Sushi Sams - Good sushi. Check out their white board menu. Also good cooked japanese food IMO.
Oidon - My go to place for izakaya fare...get some takoyaki
Happy Cafe - Shanghainese food. I like to get the pork chop rice, pig ears, spicy beef tendon.
Broadway Bistro - chan cha tang
Little Sheep Mongolian Hot Pot - Hot Pot
There are a lot more in the Japanese and Chinese category...I'm sure others will fill you in.
349 Broadway, Millbrae, CA 94030
Happy Cafe Restaurant
250 S B St, San Mateo, CA 94401
Little Sheep Mongolian Hot Pot
215 S Ellsworth Ave, San Mateo, CA 94401
54 37th Ave, San Mateo, CA 94403
218 E 3rd Ave, San Mateo, CA 94401
71 E 4th Avenue, San Mateo, CA
"Essentially looking for reasonable equivalents of these places." In my experience the most interesting restaurants anywhere are generally unique, but I took the request to mean equivalently worth while.
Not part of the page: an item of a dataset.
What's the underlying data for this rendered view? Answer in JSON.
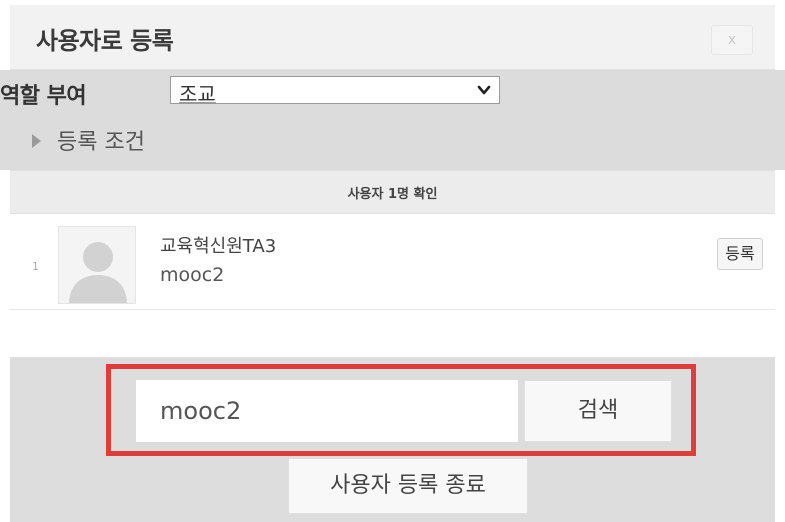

As Melanie demonstrated, a strength among the very numerous Peninsula and South Bay restaurants (contiguous regions) -- many of which opened in recent years -- are Asian, some with unusual specialties. There are also high-end destination restaurants in a contemporary European or "modern American" style (for special occasions, or dinners by food-wine groups, or wine shops showcasing new wines to the public). 231 Ellsworth (San Mateo) and Village Pub (Woodside) are squarely in this category. Marché (Menlo Park) maybe, though the chef who made it known, with his high-end comfort foods, left to make pizza. Chez TJ (Mountain View) certainly, though it has changed chefs often lately and each alters its style. More restaurants in this category are farther south or southwest. (A few years ago when the Bay Area's first Michelin came out, I mentioned it could have given stars to more of these restaurants than it did, including Village Pub and the reborn Plumed Horse in Saratoga; the guide has now done so.)
938 Villa Street, Mountain View, CA 94041
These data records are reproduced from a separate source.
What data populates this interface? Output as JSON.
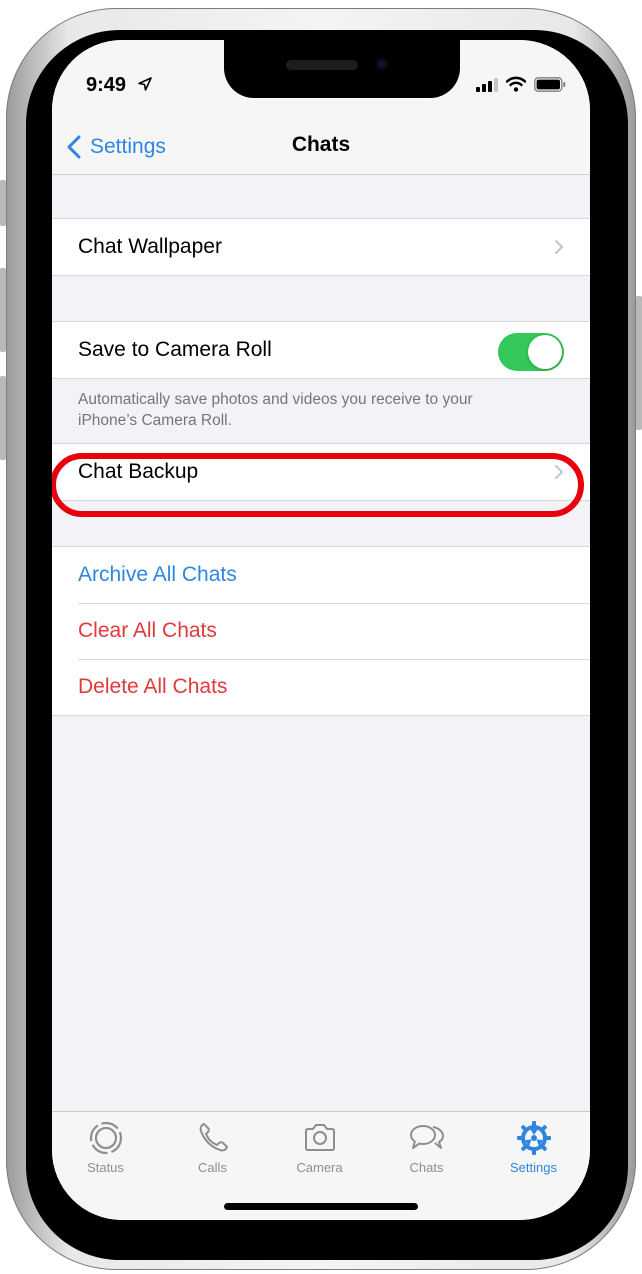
{
  "status_bar": {
    "time": "9:49",
    "icons": [
      "location-arrow-icon",
      "cellular-signal-icon",
      "wifi-icon",
      "battery-icon"
    ]
  },
  "nav": {
    "back_label": "Settings",
    "title": "Chats"
  },
  "sections": {
    "wallpaper": {
      "label": "Chat Wallpaper"
    },
    "camera_roll": {
      "label": "Save to Camera Roll",
      "toggle_on": true,
      "footer": "Automatically save photos and videos you receive to your iPhone’s Camera Roll."
    },
    "backup": {
      "label": "Chat Backup",
      "highlighted": true
    },
    "actions": [
      {
        "label": "Archive All Chats",
        "color": "#2f86e0"
      },
      {
        "label": "Clear All Chats",
        "color": "#e2393c"
      },
      {
        "label": "Delete All Chats",
        "color": "#e2393c"
      }
    ]
  },
  "tab_bar": {
    "active": "Settings",
    "tabs": [
      {
        "label": "Status",
        "icon": "status-icon"
      },
      {
        "label": "Calls",
        "icon": "phone-icon"
      },
      {
        "label": "Camera",
        "icon": "camera-icon"
      },
      {
        "label": "Chats",
        "icon": "chat-bubbles-icon"
      },
      {
        "label": "Settings",
        "icon": "gear-icon"
      }
    ]
  },
  "colors": {
    "accent": "#2f86e0",
    "destructive": "#e2393c",
    "toggle_on": "#34c759",
    "highlight": "#e8000b",
    "inactive_tab": "#8e8e93"
  }
}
231 South Ellsworth Ave., San Mateo, CA 94401
2967 Woodside Rd., Woodside, CA 94062
The Plumed Horse
14555 Big Basin Way, Saratoga, CA 95070
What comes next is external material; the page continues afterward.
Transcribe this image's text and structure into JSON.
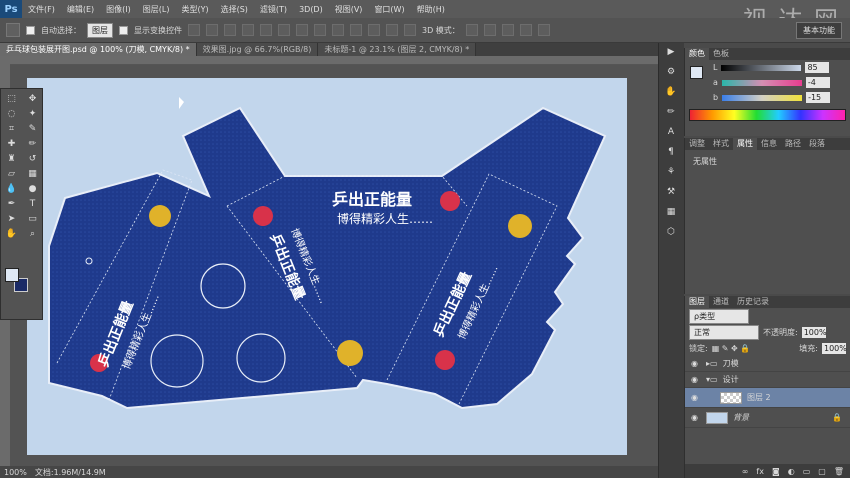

898 Santa Cruz Avenue, Menlo Park, CA 94025
Sorry to hear of your negative experience, osho. I hope you'll try 231 Ellsworth more. For what it's worth, I've experienced 231 several times (since the reorganization, in 2000 I think) with only positive experiences. Like various locals I know who have a bit of experience with these places. One thing that stood out about 231, which attracts special notice from people like wine-dinner organizers, is that 231 was able to deliver a level of experience roughly comparable to Village Pub or other higher-profile places but on a smaller budget.